This simple solution came from an old friend - Karyn in Oregon, who died recently in 1999. She had some crazy ideas about a lot of things. One idea was intimate uses for Krazy glue™ AKA Super glue™. She told me that hospitals use it in surgery sometimes, somewhat of a revelation to me. After a little research I found there is a chemical difference in the retail grade1 but I still felt I could still take her advice seriously. I knew it is relatively nontoxic in small amounts, but I'd always listened to word on the street to keep it away from body parts if I wanted them only attached in the right places. She on the other hand, used to use it for DIY skin repairs
It may sound a little Frankensteinian at first, but it works. Hold a crack closed, touch the applicator tip to the fissure and allow half a drop of the good stuff to flow along by capillary action thence sealing it. Allow a few minutes to dry. It is best if the split skin is cleaned, the glue is used sparingly and penetration is not deep enough to impede healing.
Feet are pretty much the ugly stepsisters of our extremities, so a little glue won't disfigure them and its an instant mechanical solution stopping thepain of walking on cracked feet. Anyhow, in a few days the glue wears off,
1 Medical grade cyanoacrylate contains butyl, iso-butyl or octyl esters These are more expensive to manufacture but have special properties useful in medicine, such as flexiblity, greater inertia and a lesser tendancy to produce heat while curing. In contrast, methyl esters are used in most retail grade cyanoacrylate because they are the cheapest to produce and also have the strongest bond.
NB With respect to thelady below. Use your discretion when considering this solution, as it is more along the lines of first aid. As a guy, sometimes in remote places hiking, I've found it useful to stop the problem getting worse. But I guess if your feet look like pack ice in summer you should refrain from lacquering them in glue. Still, in a pinch I'd rather take a drop of glue than a scalpel to my feet.
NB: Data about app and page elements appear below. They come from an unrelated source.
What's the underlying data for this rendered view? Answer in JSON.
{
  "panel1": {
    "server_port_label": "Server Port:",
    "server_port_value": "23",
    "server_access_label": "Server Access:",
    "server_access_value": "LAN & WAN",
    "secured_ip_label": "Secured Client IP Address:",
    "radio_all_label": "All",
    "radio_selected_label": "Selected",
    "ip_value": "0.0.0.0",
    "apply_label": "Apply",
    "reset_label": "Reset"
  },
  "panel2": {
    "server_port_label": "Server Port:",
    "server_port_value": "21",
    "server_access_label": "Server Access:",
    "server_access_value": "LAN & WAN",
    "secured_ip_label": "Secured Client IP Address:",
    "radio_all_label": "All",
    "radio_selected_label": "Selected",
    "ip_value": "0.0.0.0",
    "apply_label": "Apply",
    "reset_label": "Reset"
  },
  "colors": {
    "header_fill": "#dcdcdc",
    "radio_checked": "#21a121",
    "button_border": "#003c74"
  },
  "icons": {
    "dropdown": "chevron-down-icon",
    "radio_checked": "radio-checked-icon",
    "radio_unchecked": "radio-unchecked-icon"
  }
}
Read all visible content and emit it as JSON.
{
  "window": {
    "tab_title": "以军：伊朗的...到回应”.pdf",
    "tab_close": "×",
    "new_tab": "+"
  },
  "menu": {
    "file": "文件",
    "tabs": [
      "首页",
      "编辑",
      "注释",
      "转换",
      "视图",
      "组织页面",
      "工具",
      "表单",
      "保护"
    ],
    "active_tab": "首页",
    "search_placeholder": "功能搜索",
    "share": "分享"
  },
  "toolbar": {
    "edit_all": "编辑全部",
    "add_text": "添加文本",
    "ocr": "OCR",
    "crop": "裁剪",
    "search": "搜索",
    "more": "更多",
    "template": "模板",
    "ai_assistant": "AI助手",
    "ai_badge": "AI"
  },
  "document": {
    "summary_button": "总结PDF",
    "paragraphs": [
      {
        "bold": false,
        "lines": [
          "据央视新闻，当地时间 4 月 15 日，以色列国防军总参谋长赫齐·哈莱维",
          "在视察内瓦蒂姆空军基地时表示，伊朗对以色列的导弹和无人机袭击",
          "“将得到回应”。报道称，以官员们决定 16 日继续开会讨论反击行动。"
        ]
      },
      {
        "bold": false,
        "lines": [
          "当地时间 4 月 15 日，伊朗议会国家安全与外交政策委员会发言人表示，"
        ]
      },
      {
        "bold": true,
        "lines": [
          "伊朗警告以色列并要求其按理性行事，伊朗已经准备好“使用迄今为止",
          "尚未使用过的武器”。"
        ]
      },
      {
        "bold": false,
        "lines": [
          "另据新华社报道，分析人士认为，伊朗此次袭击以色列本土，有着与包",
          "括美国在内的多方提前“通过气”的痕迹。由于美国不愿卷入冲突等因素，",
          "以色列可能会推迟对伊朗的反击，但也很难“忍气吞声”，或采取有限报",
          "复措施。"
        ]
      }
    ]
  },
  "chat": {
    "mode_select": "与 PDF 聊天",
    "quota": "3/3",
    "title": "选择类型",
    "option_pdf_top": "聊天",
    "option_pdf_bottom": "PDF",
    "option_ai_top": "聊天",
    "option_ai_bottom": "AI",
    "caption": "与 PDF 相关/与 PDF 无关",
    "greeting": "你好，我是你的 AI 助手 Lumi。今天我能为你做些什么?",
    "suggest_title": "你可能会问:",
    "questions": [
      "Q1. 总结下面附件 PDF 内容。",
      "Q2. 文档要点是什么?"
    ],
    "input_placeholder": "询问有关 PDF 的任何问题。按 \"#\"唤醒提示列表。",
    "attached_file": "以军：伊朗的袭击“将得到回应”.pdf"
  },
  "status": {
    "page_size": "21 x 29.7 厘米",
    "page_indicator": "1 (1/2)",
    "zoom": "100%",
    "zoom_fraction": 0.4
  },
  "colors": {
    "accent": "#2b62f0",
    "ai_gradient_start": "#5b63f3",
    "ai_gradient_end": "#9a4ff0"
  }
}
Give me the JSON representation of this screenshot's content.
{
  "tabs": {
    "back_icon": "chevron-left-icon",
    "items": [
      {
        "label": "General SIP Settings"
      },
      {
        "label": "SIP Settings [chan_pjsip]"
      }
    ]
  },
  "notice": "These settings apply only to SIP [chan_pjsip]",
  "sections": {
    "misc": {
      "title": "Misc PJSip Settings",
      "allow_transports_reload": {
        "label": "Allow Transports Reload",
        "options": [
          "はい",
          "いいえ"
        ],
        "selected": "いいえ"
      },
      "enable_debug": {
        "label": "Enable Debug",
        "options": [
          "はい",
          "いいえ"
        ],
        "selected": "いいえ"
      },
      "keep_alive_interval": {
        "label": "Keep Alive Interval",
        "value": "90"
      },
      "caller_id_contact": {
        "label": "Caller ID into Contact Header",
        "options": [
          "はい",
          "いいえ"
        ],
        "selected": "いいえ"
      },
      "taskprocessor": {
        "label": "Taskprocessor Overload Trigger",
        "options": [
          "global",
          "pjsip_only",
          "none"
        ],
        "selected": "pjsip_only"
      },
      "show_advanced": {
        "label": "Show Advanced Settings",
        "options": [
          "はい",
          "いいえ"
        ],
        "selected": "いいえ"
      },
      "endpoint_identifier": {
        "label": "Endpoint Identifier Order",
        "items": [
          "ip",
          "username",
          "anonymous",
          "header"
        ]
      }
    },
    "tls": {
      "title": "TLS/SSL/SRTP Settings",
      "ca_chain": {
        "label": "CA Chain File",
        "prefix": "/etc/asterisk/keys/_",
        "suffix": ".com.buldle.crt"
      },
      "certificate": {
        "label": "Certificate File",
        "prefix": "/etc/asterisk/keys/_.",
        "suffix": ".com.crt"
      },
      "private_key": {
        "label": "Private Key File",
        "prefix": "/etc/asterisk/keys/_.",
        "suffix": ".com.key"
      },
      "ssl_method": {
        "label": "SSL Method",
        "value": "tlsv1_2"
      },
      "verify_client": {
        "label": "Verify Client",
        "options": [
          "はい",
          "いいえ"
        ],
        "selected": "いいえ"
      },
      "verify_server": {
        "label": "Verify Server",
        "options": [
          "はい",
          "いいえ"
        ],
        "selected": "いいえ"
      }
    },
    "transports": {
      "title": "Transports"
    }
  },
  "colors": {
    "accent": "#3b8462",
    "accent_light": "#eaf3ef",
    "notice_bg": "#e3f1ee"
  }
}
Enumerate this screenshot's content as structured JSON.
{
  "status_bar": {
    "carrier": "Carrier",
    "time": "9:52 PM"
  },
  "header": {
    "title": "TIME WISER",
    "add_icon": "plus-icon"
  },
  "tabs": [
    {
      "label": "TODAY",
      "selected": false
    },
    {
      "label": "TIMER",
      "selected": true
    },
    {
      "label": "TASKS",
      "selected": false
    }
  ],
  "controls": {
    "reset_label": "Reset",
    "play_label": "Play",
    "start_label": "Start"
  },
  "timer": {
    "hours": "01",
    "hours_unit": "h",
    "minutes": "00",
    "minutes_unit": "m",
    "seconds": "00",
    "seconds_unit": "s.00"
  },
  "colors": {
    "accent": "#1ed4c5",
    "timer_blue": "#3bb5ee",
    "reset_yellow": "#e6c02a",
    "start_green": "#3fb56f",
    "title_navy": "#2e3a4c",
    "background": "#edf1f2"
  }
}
This node is based on successful anecdotal evidence and lacks validation from a large sample size, animal testing or statistical analysis. Your own experience may vary based on geographical location, severity of the condition, skin micro-flora, individual biochemistry, species, habitat and unusual foot practices. If wealth and proximity allow regular visits to a podiatrist, consider this alternative.